The Hillbillyland Exhibition explores the power, prevalence, and persistence of the hillbilly stereotype from the days of its beginnings in the late 19th century to the present day. The exhibit takes a unique approach by focusing on photography featuring the people of the region, some of them stereotypical images, combined with poetry and short prose pieces that challenge and complicate these stereotypes.

Man Holding Case, Wearing a Suit, circa 1927-1932   Aunt Sophie, circa 1927-1932

Photographs in the exhibition include historical ones by Bayard Wooten, George Masa, and Doris Ulmann and modern photographers Rob Amberg, Tim Barnwell, and Don Dudenbostel, and other photos from UNCA Special Collections and other regional collections. Most of these photographers hale from outside the region and reflect the fascination with the region and the people who live in its deepest coves and hollows. 

All of the poetry and prose in the exhibit has been written by individuals with deep roots in Western North Carolina. They include the late Jim Wayne Miller, Fred Chappell, Robert Morgan, Michael McFee, Jane Hicks, Kathryn Stripling Byer, Ron Rash, and Wayne Caldwell.

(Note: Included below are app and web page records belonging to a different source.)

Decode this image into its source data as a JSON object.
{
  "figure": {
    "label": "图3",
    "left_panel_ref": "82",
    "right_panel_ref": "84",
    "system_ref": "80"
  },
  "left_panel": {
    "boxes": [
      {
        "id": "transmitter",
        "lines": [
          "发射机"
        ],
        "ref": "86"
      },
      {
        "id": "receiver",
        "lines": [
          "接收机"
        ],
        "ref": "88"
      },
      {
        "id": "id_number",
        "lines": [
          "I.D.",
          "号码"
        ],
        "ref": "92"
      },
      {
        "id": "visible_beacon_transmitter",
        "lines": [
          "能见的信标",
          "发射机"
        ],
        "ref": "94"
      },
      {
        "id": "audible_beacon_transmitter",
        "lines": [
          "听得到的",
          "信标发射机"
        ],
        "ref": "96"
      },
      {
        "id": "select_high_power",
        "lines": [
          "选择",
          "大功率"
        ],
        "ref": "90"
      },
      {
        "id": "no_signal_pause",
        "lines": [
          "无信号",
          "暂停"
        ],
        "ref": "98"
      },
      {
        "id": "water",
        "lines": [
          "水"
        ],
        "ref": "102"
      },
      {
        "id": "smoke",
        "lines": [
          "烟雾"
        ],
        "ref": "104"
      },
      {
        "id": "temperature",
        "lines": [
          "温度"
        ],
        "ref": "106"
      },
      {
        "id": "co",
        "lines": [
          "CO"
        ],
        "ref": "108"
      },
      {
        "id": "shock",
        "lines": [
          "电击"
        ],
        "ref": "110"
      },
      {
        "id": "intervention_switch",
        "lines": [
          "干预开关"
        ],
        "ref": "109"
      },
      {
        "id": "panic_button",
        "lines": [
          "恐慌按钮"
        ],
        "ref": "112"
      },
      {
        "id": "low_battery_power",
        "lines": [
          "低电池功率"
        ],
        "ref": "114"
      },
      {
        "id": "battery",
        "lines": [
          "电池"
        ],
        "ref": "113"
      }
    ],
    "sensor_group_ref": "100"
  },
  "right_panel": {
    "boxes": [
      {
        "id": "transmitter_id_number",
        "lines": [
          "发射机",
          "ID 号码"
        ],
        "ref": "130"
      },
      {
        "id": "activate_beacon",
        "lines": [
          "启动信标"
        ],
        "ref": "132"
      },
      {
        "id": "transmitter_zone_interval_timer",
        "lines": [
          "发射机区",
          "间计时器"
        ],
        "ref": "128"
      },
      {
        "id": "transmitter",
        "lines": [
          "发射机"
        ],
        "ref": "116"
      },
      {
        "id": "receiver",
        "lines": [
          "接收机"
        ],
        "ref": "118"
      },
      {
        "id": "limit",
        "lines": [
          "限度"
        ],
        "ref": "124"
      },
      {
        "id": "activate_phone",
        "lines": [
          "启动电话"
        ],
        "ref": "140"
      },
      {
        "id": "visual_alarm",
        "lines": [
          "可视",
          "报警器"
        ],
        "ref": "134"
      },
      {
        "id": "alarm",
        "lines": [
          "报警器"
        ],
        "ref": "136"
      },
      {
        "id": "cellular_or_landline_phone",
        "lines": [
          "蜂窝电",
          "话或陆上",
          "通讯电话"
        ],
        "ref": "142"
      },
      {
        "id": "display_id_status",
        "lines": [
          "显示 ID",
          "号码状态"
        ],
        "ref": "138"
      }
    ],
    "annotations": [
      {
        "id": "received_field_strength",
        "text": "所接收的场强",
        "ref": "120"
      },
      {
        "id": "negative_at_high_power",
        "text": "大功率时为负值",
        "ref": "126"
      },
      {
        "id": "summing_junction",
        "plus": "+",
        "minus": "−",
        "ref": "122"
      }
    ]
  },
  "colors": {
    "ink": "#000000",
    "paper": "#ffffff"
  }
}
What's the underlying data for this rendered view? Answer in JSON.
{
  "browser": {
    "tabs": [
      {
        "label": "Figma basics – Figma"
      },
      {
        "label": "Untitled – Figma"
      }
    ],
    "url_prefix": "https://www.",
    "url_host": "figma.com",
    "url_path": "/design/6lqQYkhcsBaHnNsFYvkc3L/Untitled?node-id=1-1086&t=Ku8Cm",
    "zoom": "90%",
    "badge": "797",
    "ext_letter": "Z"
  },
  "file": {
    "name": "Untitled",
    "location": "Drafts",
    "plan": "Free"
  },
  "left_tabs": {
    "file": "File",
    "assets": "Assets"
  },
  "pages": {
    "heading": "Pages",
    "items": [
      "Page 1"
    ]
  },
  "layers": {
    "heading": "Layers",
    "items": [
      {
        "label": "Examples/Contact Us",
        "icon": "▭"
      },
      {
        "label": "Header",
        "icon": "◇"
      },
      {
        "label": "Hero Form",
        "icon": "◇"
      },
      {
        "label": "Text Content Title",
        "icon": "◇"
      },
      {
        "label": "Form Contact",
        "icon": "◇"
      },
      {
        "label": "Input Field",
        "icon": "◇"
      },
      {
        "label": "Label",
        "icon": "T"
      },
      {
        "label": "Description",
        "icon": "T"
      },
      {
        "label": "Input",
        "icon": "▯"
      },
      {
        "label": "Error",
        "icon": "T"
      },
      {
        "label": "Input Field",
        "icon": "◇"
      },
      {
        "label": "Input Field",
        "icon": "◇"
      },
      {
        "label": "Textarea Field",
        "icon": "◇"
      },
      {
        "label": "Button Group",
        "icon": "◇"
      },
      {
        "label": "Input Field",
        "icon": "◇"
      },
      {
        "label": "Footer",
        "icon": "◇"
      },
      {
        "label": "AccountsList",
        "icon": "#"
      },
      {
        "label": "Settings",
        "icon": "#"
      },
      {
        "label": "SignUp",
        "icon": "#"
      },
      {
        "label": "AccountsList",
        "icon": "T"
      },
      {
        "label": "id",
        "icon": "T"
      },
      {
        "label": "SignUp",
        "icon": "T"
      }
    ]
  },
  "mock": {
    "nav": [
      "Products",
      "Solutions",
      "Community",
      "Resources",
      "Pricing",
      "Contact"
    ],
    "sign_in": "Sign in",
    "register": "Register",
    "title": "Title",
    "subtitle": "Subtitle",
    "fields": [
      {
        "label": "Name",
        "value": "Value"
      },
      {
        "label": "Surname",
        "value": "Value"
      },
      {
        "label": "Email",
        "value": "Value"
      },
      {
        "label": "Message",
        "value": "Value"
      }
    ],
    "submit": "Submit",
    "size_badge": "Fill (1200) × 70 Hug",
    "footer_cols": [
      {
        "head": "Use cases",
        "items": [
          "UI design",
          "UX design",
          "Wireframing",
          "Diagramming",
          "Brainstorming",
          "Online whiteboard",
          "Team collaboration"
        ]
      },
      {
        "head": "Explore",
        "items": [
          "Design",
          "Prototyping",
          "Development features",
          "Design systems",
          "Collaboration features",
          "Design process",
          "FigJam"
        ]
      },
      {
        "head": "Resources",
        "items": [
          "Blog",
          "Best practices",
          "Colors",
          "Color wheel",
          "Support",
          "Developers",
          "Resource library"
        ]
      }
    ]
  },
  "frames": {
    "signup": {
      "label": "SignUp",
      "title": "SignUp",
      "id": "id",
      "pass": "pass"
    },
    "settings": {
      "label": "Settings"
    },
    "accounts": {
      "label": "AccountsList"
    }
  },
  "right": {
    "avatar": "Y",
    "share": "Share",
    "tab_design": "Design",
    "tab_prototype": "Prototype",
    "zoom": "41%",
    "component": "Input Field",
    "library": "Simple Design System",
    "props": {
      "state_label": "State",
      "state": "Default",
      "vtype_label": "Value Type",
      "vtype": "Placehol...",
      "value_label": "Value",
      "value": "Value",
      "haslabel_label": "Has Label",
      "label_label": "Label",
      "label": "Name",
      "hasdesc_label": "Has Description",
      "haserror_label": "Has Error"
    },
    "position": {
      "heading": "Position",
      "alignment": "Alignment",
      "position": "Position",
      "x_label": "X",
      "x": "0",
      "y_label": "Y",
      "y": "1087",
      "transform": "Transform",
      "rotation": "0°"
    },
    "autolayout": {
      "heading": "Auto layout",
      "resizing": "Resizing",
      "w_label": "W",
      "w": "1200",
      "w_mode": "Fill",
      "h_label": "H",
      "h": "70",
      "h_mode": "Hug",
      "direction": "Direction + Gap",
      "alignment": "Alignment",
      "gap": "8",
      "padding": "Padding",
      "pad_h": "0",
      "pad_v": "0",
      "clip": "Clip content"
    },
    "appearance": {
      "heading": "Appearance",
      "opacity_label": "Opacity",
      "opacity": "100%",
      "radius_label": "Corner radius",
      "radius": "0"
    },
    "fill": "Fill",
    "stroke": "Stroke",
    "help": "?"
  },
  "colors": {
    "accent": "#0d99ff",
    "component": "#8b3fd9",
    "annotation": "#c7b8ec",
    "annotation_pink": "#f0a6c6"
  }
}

This exhibit ran in WNCHA's gallery rooms at the Smith-McDowell House Museum from June - December 2014.

Broadway Street, Asheville, N.C., 1992